Undermining the UNFCCC and its Kyoto Protocol
The UNFCCC clearly requires the provision of “full incremental costs” to developing countries and requires Conference of Parties and the entity or entities entrusted with the operations of the UNFCCC financial mechanism to determine “in a predictable and identifiable manner of the amount of funding necessary and available for the implementation”. If the AGF intends to submit its study “with a view to contributing to an appropriate decision of the UNFCCC Conference of Parties at its 16th session in Mexico” then it should ensure its analysis is in strict conformity with the requirements of the Convention.
Given what is known to date about the AGF’s approach, it is difficult to imagine how civil society will reflect positively on the outcome of the AGF. We hope you will consider these important concerns which will help enable civil society to support the outcomes of the Advisory Group’s deliberations.
Centre for Civil Society Environmental Justice Project, University of KwaZulu-Natal, Durban, South Africa
Finn Church Aid
Focus on the Global South
Friends of the Earth Canada
Friends of the Earth El Salvador
Friends of the Earth England Wales and Northern Ireland
Friends of the Earth USA
Global Alliance for Incinerator Alternatives (GAIA)
Global Exchange, USA
IBON Foundation, Philippines

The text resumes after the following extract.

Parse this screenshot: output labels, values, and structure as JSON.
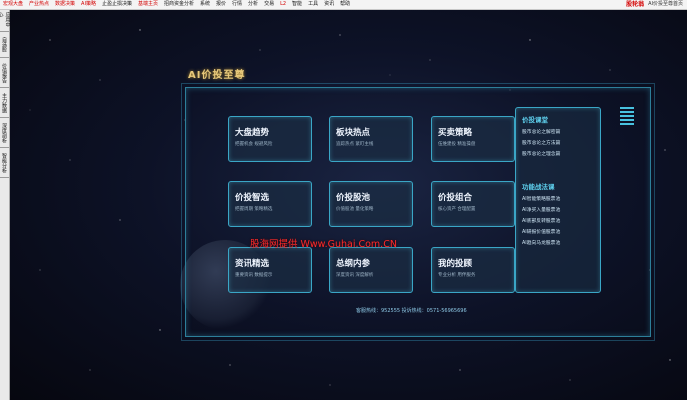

Institute for Agriculture and Trade Policy, USA
Sustainable Energy & Economy Network, Institute for Policy Studies, USA
Jubilee South – Asia/Pacific Movement on Debt and Development

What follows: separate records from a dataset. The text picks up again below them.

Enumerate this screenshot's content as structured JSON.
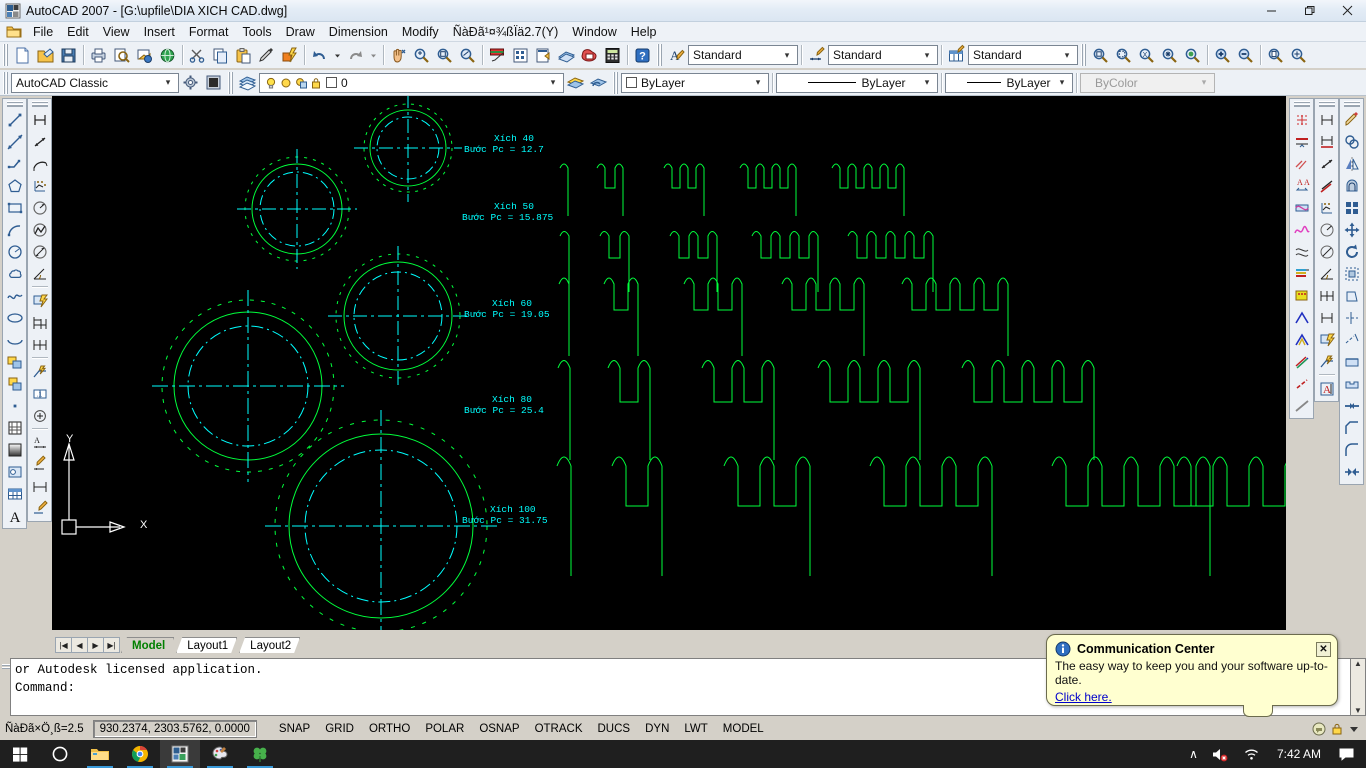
{
  "window": {
    "title": "AutoCAD 2007 - [G:\\upfile\\DIA XICH CAD.dwg]",
    "app_icon": "autocad-icon",
    "minimize_label": "Minimize",
    "maximize_label": "Restore",
    "close_label": "Close"
  },
  "menubar": {
    "items": [
      {
        "label": "File"
      },
      {
        "label": "Edit"
      },
      {
        "label": "View"
      },
      {
        "label": "Insert"
      },
      {
        "label": "Format"
      },
      {
        "label": "Tools"
      },
      {
        "label": "Draw"
      },
      {
        "label": "Dimension"
      },
      {
        "label": "Modify"
      },
      {
        "label": "ÑàÐã¹¤¾ßÏä2.7(Y)"
      },
      {
        "label": "Window"
      },
      {
        "label": "Help"
      }
    ]
  },
  "toolbar_standard": {
    "buttons": [
      {
        "name": "new-icon"
      },
      {
        "name": "open-icon"
      },
      {
        "name": "save-icon"
      },
      {
        "name": "plot-icon"
      },
      {
        "name": "plot-preview-icon"
      },
      {
        "name": "publish-icon"
      },
      {
        "name": "publish-web-icon"
      },
      {
        "name": "cut-icon"
      },
      {
        "name": "copy-icon"
      },
      {
        "name": "paste-icon"
      },
      {
        "name": "match-properties-icon"
      },
      {
        "name": "block-editor-icon"
      },
      {
        "name": "undo-icon"
      },
      {
        "name": "undo-dropdown-icon"
      },
      {
        "name": "redo-icon"
      },
      {
        "name": "redo-dropdown-icon"
      },
      {
        "name": "pan-realtime-icon"
      },
      {
        "name": "zoom-realtime-icon"
      },
      {
        "name": "zoom-window-icon"
      },
      {
        "name": "zoom-previous-icon"
      },
      {
        "name": "properties-icon"
      },
      {
        "name": "designcenter-icon"
      },
      {
        "name": "tool-palettes-icon"
      },
      {
        "name": "sheet-set-icon"
      },
      {
        "name": "markup-set-icon"
      },
      {
        "name": "quickcalc-icon"
      },
      {
        "name": "help-icon"
      }
    ]
  },
  "toolbar_styles": {
    "text_style": {
      "name": "text-style-combo",
      "value": "Standard",
      "icon": "text-style-icon"
    },
    "dim_style": {
      "name": "dimension-style-combo",
      "value": "Standard",
      "icon": "dimension-style-icon"
    },
    "table_style": {
      "name": "table-style-combo",
      "value": "Standard",
      "icon": "table-style-icon"
    }
  },
  "toolbar_zoom": {
    "buttons": [
      {
        "name": "zoom-window-icon"
      },
      {
        "name": "zoom-dynamic-icon"
      },
      {
        "name": "zoom-scale-icon"
      },
      {
        "name": "zoom-center-icon"
      },
      {
        "name": "zoom-object-icon"
      },
      {
        "name": "zoom-in-icon"
      },
      {
        "name": "zoom-out-icon"
      },
      {
        "name": "zoom-all-icon"
      },
      {
        "name": "zoom-extents-icon"
      }
    ]
  },
  "toolbar_workspace": {
    "workspace": {
      "name": "workspace-combo",
      "value": "AutoCAD Classic"
    },
    "settings_icon": "workspace-settings-icon",
    "my_workspace_icon": "my-workspace-icon"
  },
  "toolbar_layers": {
    "layer_manager_icon": "layer-properties-manager-icon",
    "layer": {
      "name": "layer-combo",
      "value": "0",
      "state_icons": [
        "lightbulb-on-icon",
        "sun-freeze-icon",
        "freeze-viewport-icon",
        "lock-icon"
      ]
    },
    "make_current_icon": "make-object-layer-current-icon",
    "layer_previous_icon": "layer-previous-icon"
  },
  "toolbar_properties": {
    "color": {
      "name": "color-combo",
      "value": "ByLayer",
      "swatch": "#ffffff"
    },
    "linetype": {
      "name": "linetype-combo",
      "value": "ByLayer"
    },
    "lineweight": {
      "name": "lineweight-combo",
      "value": "ByLayer"
    },
    "plotstyle": {
      "name": "plotstyle-combo",
      "value": "ByColor",
      "disabled": true
    }
  },
  "toolbars_left": {
    "draw": {
      "title": "Draw",
      "buttons": [
        "line-icon",
        "construction-line-icon",
        "polyline-icon",
        "polygon-icon",
        "rectangle-icon",
        "arc-icon",
        "circle-icon",
        "revision-cloud-icon",
        "spline-icon",
        "ellipse-icon",
        "ellipse-arc-icon",
        "insert-block-icon",
        "make-block-icon",
        "point-icon",
        "hatch-icon",
        "gradient-icon",
        "region-icon",
        "table-icon",
        "multiline-text-icon"
      ]
    },
    "dimension": {
      "title": "Dimension",
      "buttons": [
        "linear-dimension-icon",
        "aligned-dimension-icon",
        "arc-length-dimension-icon",
        "ordinate-dimension-icon",
        "radius-dimension-icon",
        "jogged-dimension-icon",
        "diameter-dimension-icon",
        "angular-dimension-icon",
        "quick-dimension-icon",
        "baseline-dimension-icon",
        "continue-dimension-icon",
        "quick-leader-icon",
        "tolerance-icon",
        "center-mark-icon",
        "dimension-edit-icon",
        "dimension-text-edit-icon",
        "dimension-update-icon",
        "dimension-style-icon"
      ]
    }
  },
  "toolbars_right": {
    "modify2": {
      "title": "Modify II",
      "buttons": [
        "edit-hatch-icon",
        "edit-polyline-icon",
        "edit-spline-icon",
        "edit-attribute-icon",
        "edit-multiline-icon",
        "draw-order-icon",
        "hatch-edit-icon",
        "text-to-front-icon",
        "solid-editing-icon",
        "union-icon",
        "subtract-icon",
        "intersect-icon",
        "slice-icon",
        "section-icon"
      ]
    },
    "dimension2": {
      "title": "Dimension",
      "buttons": [
        "linear-dimension-icon",
        "baseline-dimension-icon",
        "aligned-dimension-icon",
        "continue-dimension-icon",
        "ordinate-dimension-icon",
        "radius-dimension-icon",
        "diameter-dimension-icon",
        "angular-dimension-icon",
        "quick-dimension-icon",
        "jogged-dimension-icon",
        "quick-leader-icon",
        "tolerance-icon",
        "dimension-text-edit-icon"
      ]
    },
    "modify": {
      "title": "Modify",
      "buttons": [
        "erase-icon",
        "copy-icon",
        "mirror-icon",
        "offset-icon",
        "array-icon",
        "move-icon",
        "rotate-icon",
        "scale-icon",
        "stretch-icon",
        "trim-icon",
        "extend-icon",
        "break-at-point-icon",
        "break-icon",
        "join-icon",
        "chamfer-icon",
        "fillet-icon",
        "explode-icon"
      ]
    }
  },
  "drawing": {
    "ucs": {
      "x_label": "X",
      "y_label": "Y"
    },
    "labels": [
      {
        "title": "Xích 40",
        "subtitle": "Bước Pc = 12.7"
      },
      {
        "title": "Xích 50",
        "subtitle": "Bước Pc = 15.875"
      },
      {
        "title": "Xích 60",
        "subtitle": "Bước Pc = 19.05"
      },
      {
        "title": "Xích 80",
        "subtitle": "Bước Pc = 25.4"
      },
      {
        "title": "Xích 100",
        "subtitle": "Bước Pc = 31.75"
      }
    ],
    "colors": {
      "geometry": "#00ff3c",
      "text": "#00ffff",
      "centerline": "#00ffff",
      "ucs": "#ffffff"
    }
  },
  "tabs": {
    "nav": [
      {
        "label": "|◀"
      },
      {
        "label": "◀"
      },
      {
        "label": "▶"
      },
      {
        "label": "▶|"
      }
    ],
    "items": [
      {
        "label": "Model",
        "active": true
      },
      {
        "label": "Layout1",
        "active": false
      },
      {
        "label": "Layout2",
        "active": false
      }
    ]
  },
  "command_line": {
    "history": "or Autodesk licensed application.",
    "prompt": "Command:"
  },
  "status_bar": {
    "left_label": "ÑàÐã×Ö¸ß=2.5",
    "coordinates": "930.2374,  2303.5762, 0.0000",
    "toggles": [
      {
        "label": "SNAP",
        "pressed": false
      },
      {
        "label": "GRID",
        "pressed": false
      },
      {
        "label": "ORTHO",
        "pressed": false
      },
      {
        "label": "POLAR",
        "pressed": false
      },
      {
        "label": "OSNAP",
        "pressed": false
      },
      {
        "label": "OTRACK",
        "pressed": false
      },
      {
        "label": "DUCS",
        "pressed": false
      },
      {
        "label": "DYN",
        "pressed": false
      },
      {
        "label": "LWT",
        "pressed": false
      },
      {
        "label": "MODEL",
        "pressed": false
      }
    ]
  },
  "balloon": {
    "icon": "info-icon",
    "title": "Communication Center",
    "body": "The easy way to keep you and your software up-to-date.",
    "link": "Click here.",
    "close_label": "✕"
  },
  "taskbar": {
    "items": [
      {
        "name": "start-button-icon",
        "active": false,
        "running": false
      },
      {
        "name": "cortana-search-icon",
        "active": false,
        "running": false
      },
      {
        "name": "file-explorer-icon",
        "active": false,
        "running": true
      },
      {
        "name": "chrome-icon",
        "active": false,
        "running": true
      },
      {
        "name": "autocad-icon",
        "active": true,
        "running": true
      },
      {
        "name": "paint-icon",
        "active": false,
        "running": true
      },
      {
        "name": "clover-icon",
        "active": false,
        "running": true
      }
    ],
    "tray": [
      {
        "name": "show-hidden-icons-icon",
        "glyph": "∧"
      },
      {
        "name": "volume-muted-icon",
        "glyph": ""
      },
      {
        "name": "wifi-icon",
        "glyph": ""
      }
    ],
    "clock": "7:42 AM",
    "action_center_icon": "action-center-icon"
  }
}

Les Amis de la Terre France
Les Amis de la Terre Togo
Movement Generation: Justice and Ecology Project, USA
Norwegian Church Aid
Pan African Climate Justice Alliance
Peoples’ Movement on Climate Change
Solidarity Workshop, Bangladesh
World Council of Churches
Ambassador Pedro Luiz Carneiro de Mendonça, Under-Secretary General for Economic and Technological Affairs, Ministry of External Relations, Federal Republic of Brazil
Soumaïla Cissé, President, Commission of the West African Monetary Union
Ernesto Cordero Arroyo, Minister of Finance, Mexico
Chris Huhne, Secretary of State for Energy and Climate Change, United Kingdom
Sri Mulyani Indrawati, Managing Director, World Bank Group
Donald Kaberuka, President, African Development Bank
Caio Koch-Weser, Vice-Chairman, Deutsche Bank Group
Christine Lagarde, Minister of the Economy, Industry and Employment, France
Trevor Manuel, Minister in the Presidency for National Planning, Republic of South Africa
Bob McMullan, Member of Parliament and Parliamentary Secretary for International Development Assistance, Australia
Mutsuyoshi Nishimura, Special Advisor to the Cabinet Office, Japan
Supachai Panitchpakdi, Secretary-General of the United Nations Conference on Trade & Development (UNCTAD)
Tharman Shanmugaratnam, Minister for Finance, Republic of Singapore
Lawrence H. Summers, Director of the National Economic Council and Assistant to the President for Economic Policy, United States of America
Montek Singh Ahluwalia, Deputy Chairman, Planning Commission, Republic of India
George Soros, Chairman, Soros Fund Management
Nicholas Stern, Professor of Economics and Government, London School of Economics
Zhu Guangyao, Vice-Minist